● Data supplied:

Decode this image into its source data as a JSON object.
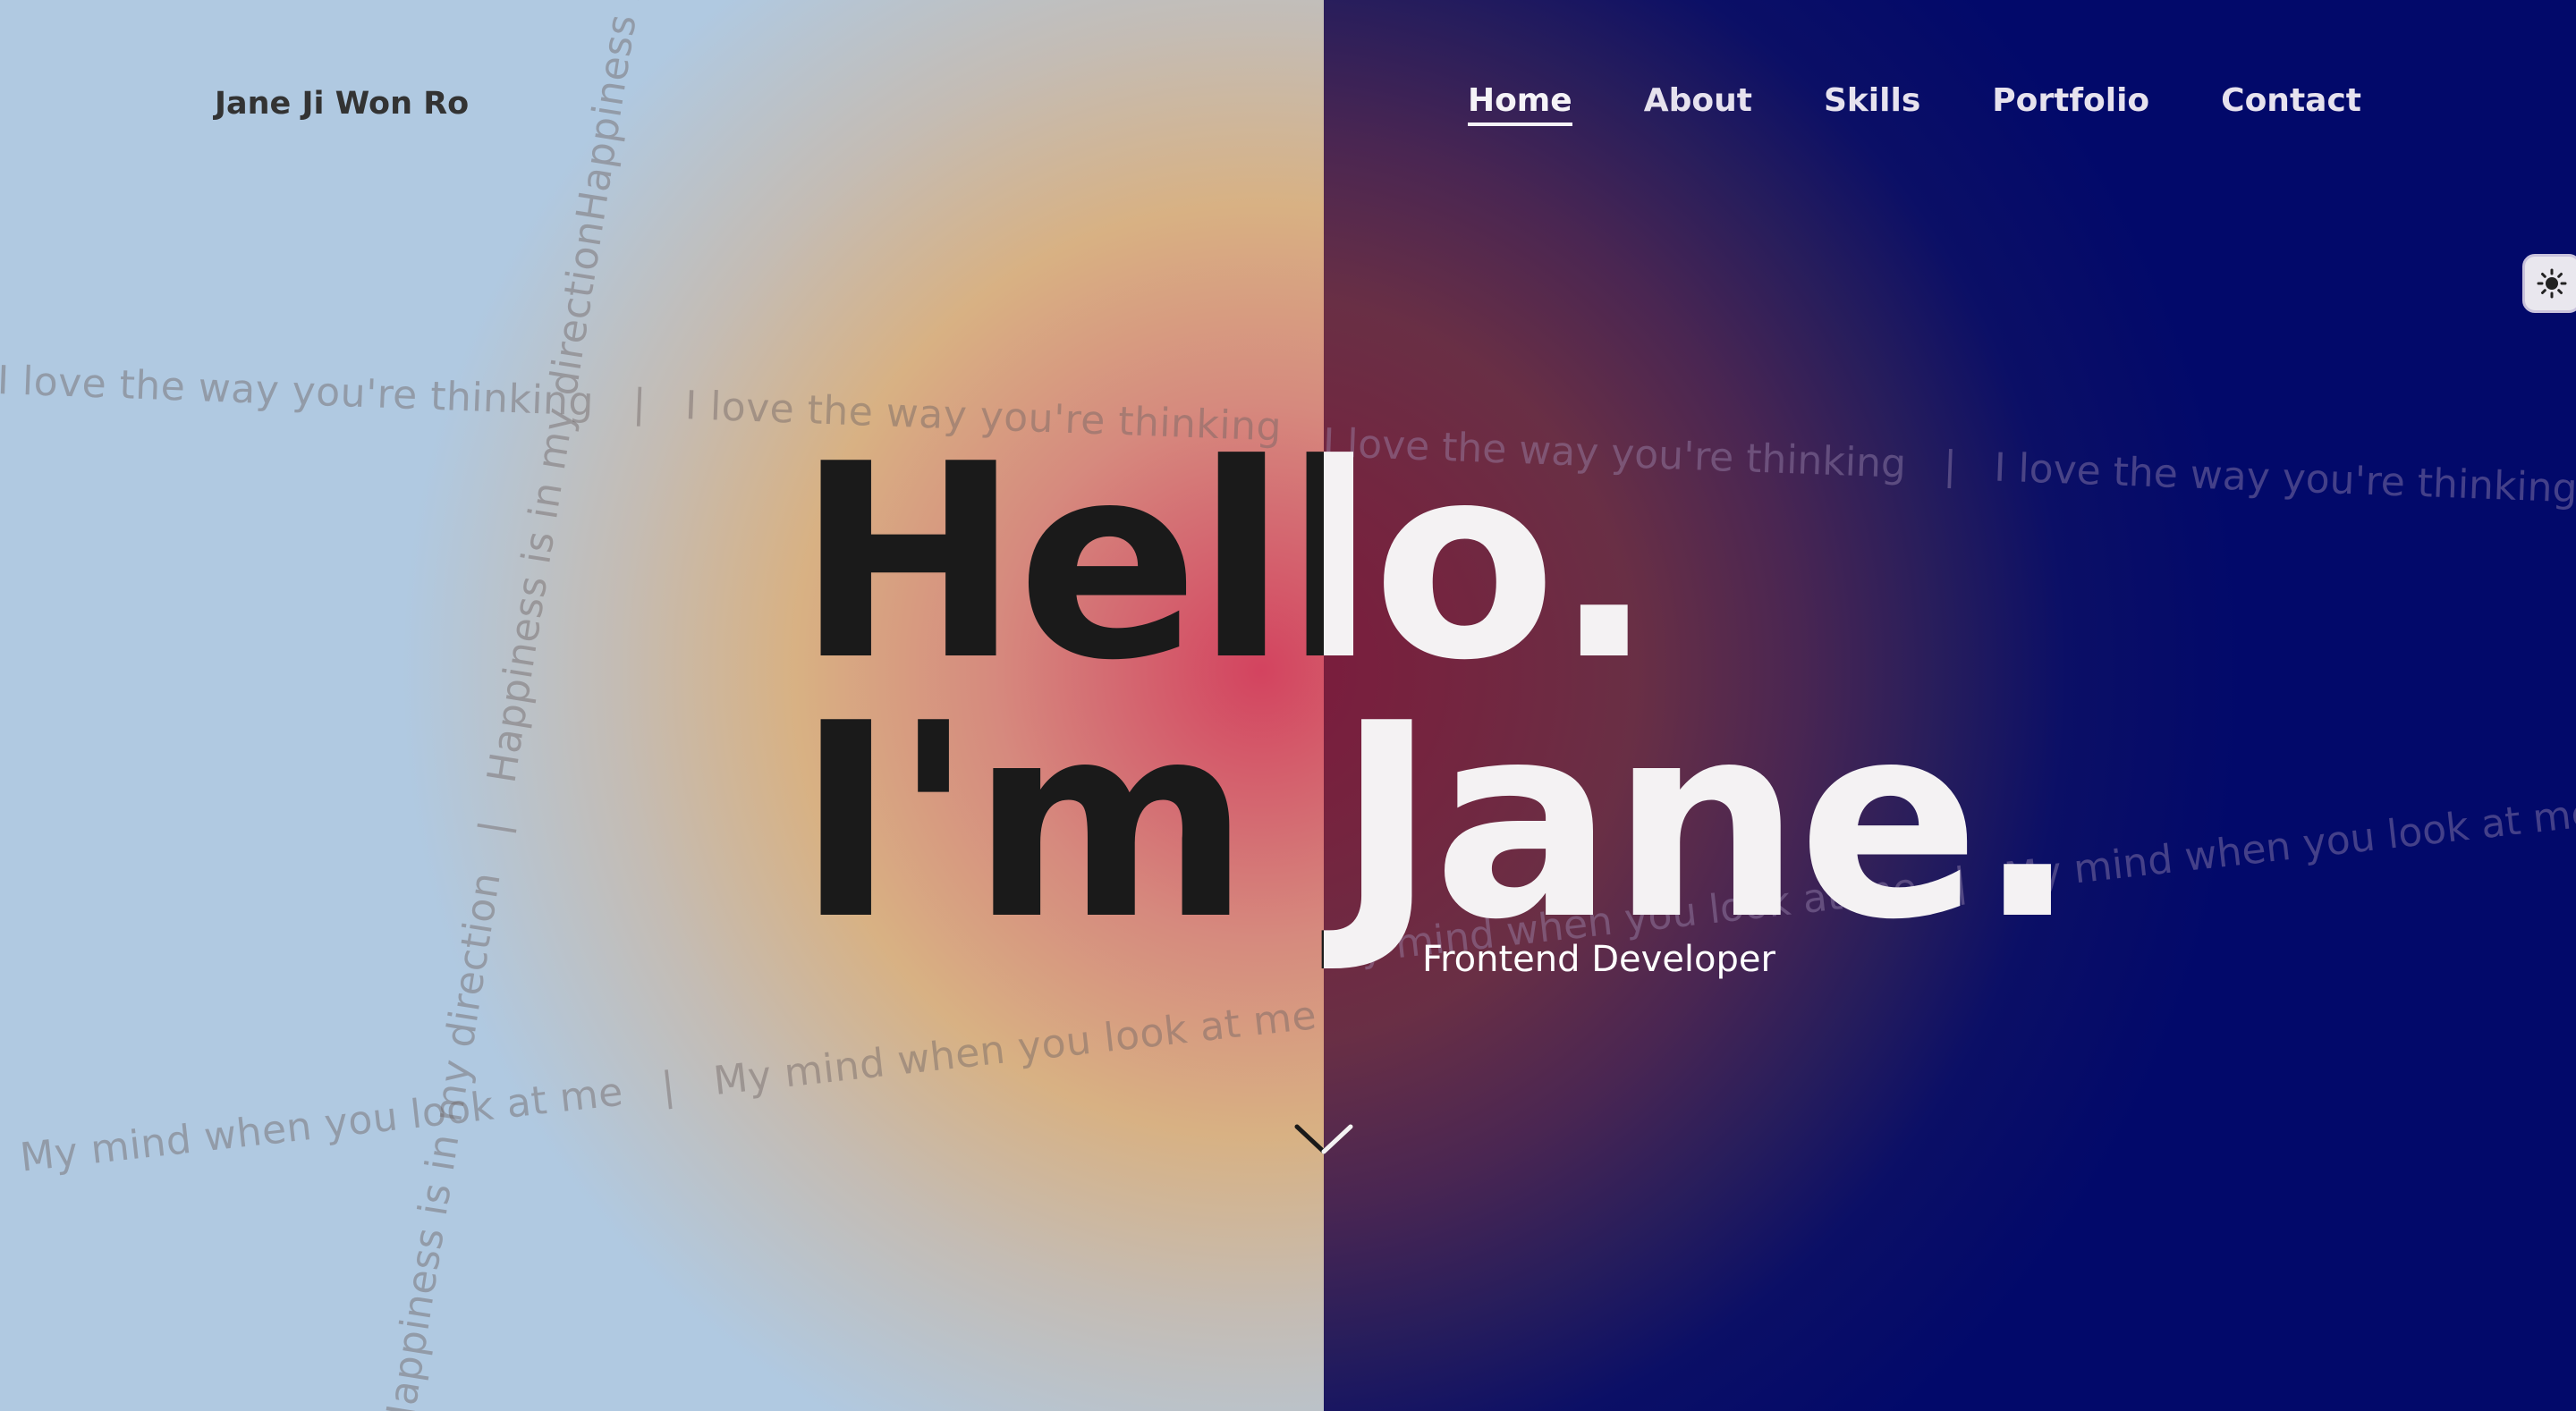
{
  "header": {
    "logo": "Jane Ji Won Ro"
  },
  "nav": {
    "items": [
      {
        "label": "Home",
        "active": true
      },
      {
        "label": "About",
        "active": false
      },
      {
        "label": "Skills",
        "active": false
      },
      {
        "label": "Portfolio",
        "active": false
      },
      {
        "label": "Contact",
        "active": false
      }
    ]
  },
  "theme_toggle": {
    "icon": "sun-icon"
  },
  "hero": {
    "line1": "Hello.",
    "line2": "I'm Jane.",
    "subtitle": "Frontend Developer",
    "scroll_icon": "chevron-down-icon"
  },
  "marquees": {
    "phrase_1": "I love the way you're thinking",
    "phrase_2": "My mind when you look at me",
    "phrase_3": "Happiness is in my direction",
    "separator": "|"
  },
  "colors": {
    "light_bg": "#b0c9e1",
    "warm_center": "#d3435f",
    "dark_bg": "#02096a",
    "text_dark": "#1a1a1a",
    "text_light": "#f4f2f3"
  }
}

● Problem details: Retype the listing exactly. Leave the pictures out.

● Completed exercise:
Decode this image into its source data as a JSON object.
{
  "header": {
    "logo": "Jane Ji Won Ro"
  },
  "nav": {
    "items": [
      {
        "label": "Home",
        "active": true
      },
      {
        "label": "About",
        "active": false
      },
      {
        "label": "Skills",
        "active": false
      },
      {
        "label": "Portfolio",
        "active": false
      },
      {
        "label": "Contact",
        "active": false
      }
    ]
  },
  "theme_toggle": {
    "icon": "sun-icon"
  },
  "hero": {
    "line1": "Hello.",
    "line2": "I'm Jane.",
    "subtitle": "Frontend Developer",
    "scroll_icon": "chevron-down-icon"
  },
  "marquees": {
    "phrase_1": "I love the way you're thinking",
    "phrase_2": "My mind when you look at me",
    "phrase_3": "Happiness is in my direction",
    "separator": "|"
  },
  "colors": {
    "light_bg": "#b0c9e1",
    "warm_center": "#d3435f",
    "dark_bg": "#02096a",
    "text_dark": "#1a1a1a",
    "text_light": "#f4f2f3"
  }
}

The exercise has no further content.